and just to be clear: my bad experiences were in my K-12 schooling. My methods classes at the University of Utah were all fine. but again, i was the only student who'd had math through calculus and was often one of only a handful who understood both the math and the methods we were learning to teach math...
Ooh. This isn't pretty. I am fairly bad at math, which is why I didn't go into elementary education, but got my English major like everyone else who is bad at math, which was disappointing. It makes me sad to think that the reason I did so poorly was perhaps that my teacher was unprepared to teach me, and it still depresses me a little that I left rather than pass on what I knew were major inadequacies -- I really wanted to teach, I thought, but it's just as well that I didn't.

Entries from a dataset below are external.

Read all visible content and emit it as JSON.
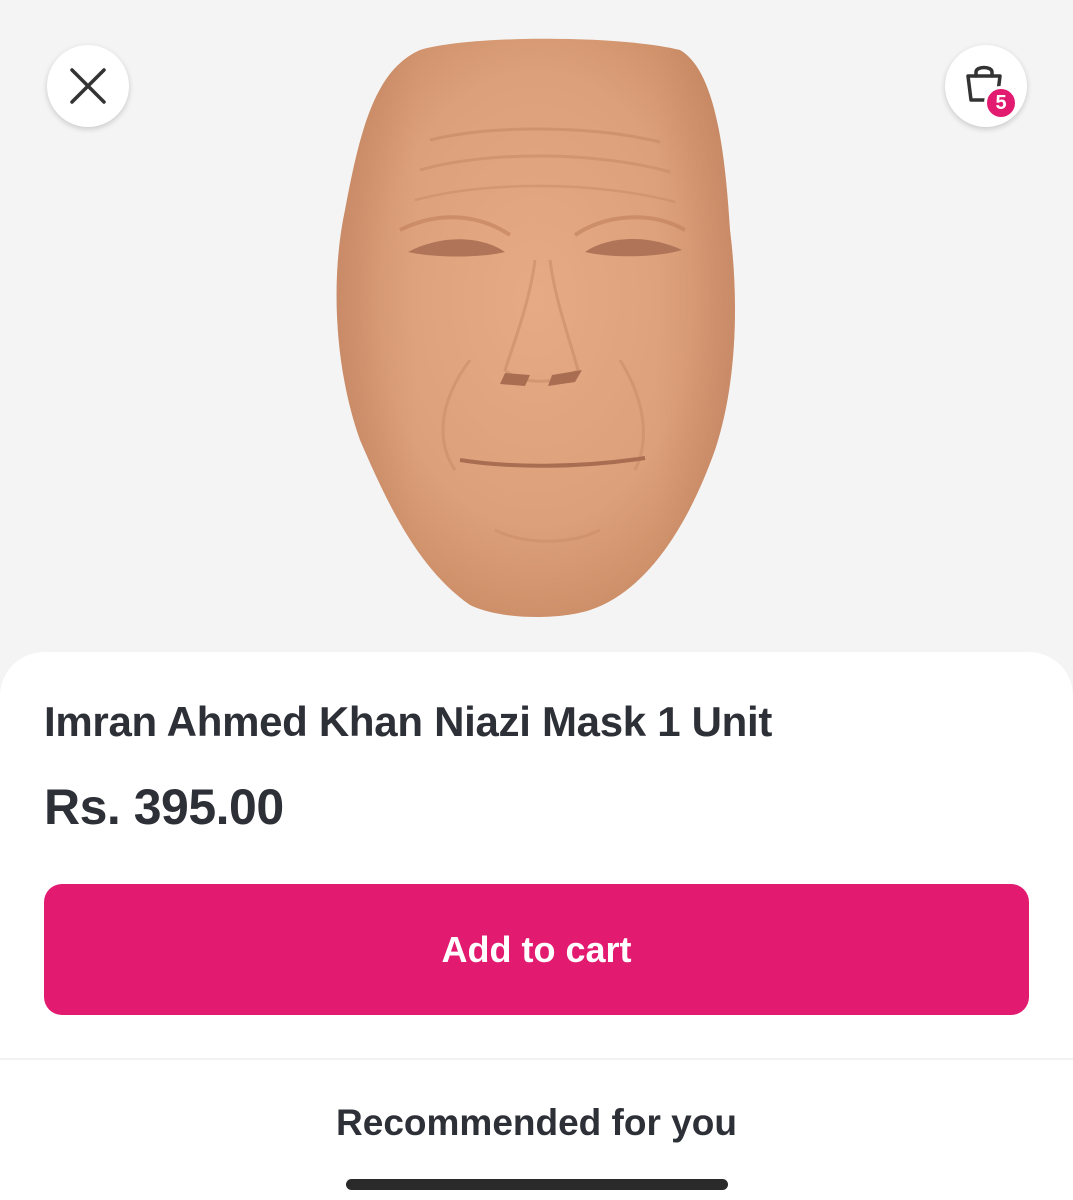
{
  "product": {
    "image_name": "imran-ahmed-khan-niazi-mask",
    "title": "Imran Ahmed Khan Niazi Mask 1 Unit",
    "price": "Rs. 395.00"
  },
  "header": {
    "close_icon": "close-icon",
    "cart_icon": "shopping-bag-icon",
    "cart_count": "5"
  },
  "actions": {
    "add_to_cart_label": "Add to cart"
  },
  "recommendations": {
    "title": "Recommended for you"
  },
  "colors": {
    "accent": "#e21b70",
    "text": "#2e3038",
    "hero_bg": "#f4f4f4"
  }
}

Oh, I know this one hurts, Tricia. I hope, though, that it turns out to be an opportunity to beef up the offerings I know you're already working on, and to work with the folks who know how to do this well. Alas, like Amy and TadMack, I didn't meet those folks during my own sojourn as a K-12 student... so it's been going on a long time!
I'm so sorry, Tricia, especially since I know you pour your heart and soul into your work. Hang in there, though I know that sounds trite.
Tricia, I read the article a few times, and, like the commenter at the end of it, it seems fishy. Who is this group to declare themselves the arbiters of the Standards? And who says that having their particular Standards really means better preperation in practical terms? It just seems over the top and slightly hysterical. Of course I only have the article to go on, so maybe the report is more logically coherent.To actually get any sort of sence of how the current eductational requirements are playing out, you would have to look at the results achieved by the recent crop of teachers who have been through that system, and filter out everything else. Then to compare those results with other states, I imagine you'd have to do a whole lot of filtering for socio-economic variables. So I say humph to the study, and hope you can slam a mental door shut on it!